With plenty of scenic views around Baños we took the hostel owners suggestion and followed his basic map up a steep bush path for an hour to reach a lookout over the town. Not ready to turn back we continued uphill in hope of reaching La Casa Del Arbol, and its famous swing perfectly positioned for photos high in the mountains. Without much of an idea where to go we followed the road until meeting a farmer working at the front of his property. With so-so Spanish we asked how to get there on foot and were dishearteningly told it was a further 2.5 hours walk by road. Instead he pointed to a shortcut by way of a rugged bush track and said that it would be much quicker.
We had heard of a property that had only recently built a much more extreme swing on the side of a cliff and decided to try and find that along the way. We followed the track and with the help of some more farmers managed to find the property. We were excited yet horrified at the sight of this huge swing perched on the edge of a cliff overlooking bush and farmland hundreds of metres below. Another couple watching on informed us they had changed their minds and pulled out which meant we had no one to watch beforehand. Thankfully, the owner chose Lauren to go first, fitting her into a harness and whisking her out onto the platform despite her pleas for a safety briefing first. Lauren’s squeal overpowered my laughter as the platform dropped and she was sent racing out over the valley. I was up next and after surviving the initial swing out I enjoyed having my legs dangle freely as I swung back and forth high above the ground.
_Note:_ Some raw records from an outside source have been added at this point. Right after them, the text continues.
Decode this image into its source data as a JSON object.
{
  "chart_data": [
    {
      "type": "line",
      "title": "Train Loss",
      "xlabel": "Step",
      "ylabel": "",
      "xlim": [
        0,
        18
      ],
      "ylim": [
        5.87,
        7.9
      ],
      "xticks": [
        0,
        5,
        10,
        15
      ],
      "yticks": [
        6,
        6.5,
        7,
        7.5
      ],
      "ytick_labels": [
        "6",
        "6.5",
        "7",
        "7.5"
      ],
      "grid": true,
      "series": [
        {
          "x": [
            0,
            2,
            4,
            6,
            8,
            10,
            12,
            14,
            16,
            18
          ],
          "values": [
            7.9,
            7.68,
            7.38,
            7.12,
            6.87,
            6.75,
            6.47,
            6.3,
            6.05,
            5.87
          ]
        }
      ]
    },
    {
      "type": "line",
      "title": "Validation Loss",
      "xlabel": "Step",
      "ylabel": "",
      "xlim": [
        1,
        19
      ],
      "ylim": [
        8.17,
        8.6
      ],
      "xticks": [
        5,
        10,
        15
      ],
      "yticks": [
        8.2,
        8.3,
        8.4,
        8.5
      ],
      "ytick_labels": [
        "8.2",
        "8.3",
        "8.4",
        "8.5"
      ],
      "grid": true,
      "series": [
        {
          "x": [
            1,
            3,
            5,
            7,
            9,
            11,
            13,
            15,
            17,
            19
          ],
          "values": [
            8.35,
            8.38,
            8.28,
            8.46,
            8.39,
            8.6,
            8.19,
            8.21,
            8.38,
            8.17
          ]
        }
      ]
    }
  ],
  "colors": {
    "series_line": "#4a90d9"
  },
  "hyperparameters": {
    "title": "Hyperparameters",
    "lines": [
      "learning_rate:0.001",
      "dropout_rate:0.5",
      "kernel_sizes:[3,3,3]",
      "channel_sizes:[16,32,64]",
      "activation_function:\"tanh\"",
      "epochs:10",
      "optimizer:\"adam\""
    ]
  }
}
Surprisingly we didn’t pay until we were safely back on land which is a terrible business model had we of slipped off.. Even then it only cost us $5 each which led me to wonder just how much of their setup costs had been allocated towards safety and testing.
Tired of walking, we asked the owner if she could drive us the rest of the way to La Casa Del Arbol. We spent the rest of the afternoon on the much tamer, but more known, swing admiring the views overlooking Baños and posing for photos.
Our last stop in Ecuador was Montañita, a popular party town on the pacific coast. By day the beach is filled with sunbeds for hire and small carts selling ceviche and freshly squeezed juice. After the sun goes down the town transforms with the nightlife centred around “cocktail alley” a pedestrian street lined with stalls selling cheap cocktails from 10 to 20 page menus filled with any cocktail or mixed drink you could imagine. The streets are flooded with people out to party as the stalls pump music all night competing for customers. At night we hopped between stalls, ordering many different drinks and meeting others on the chairs provided by each stall.
We left Montañita late one afternoon to catch an overnight bus across the border and into Peru. If there is to be one positive about reaching a border crossing at 2am and having to sleepily get out and go through border control it’s that there are no crowds. It ended up being one of the quickest borders so far with the exiting Ecuador and entering Peru desks right next to each other with no bag checks or even questions.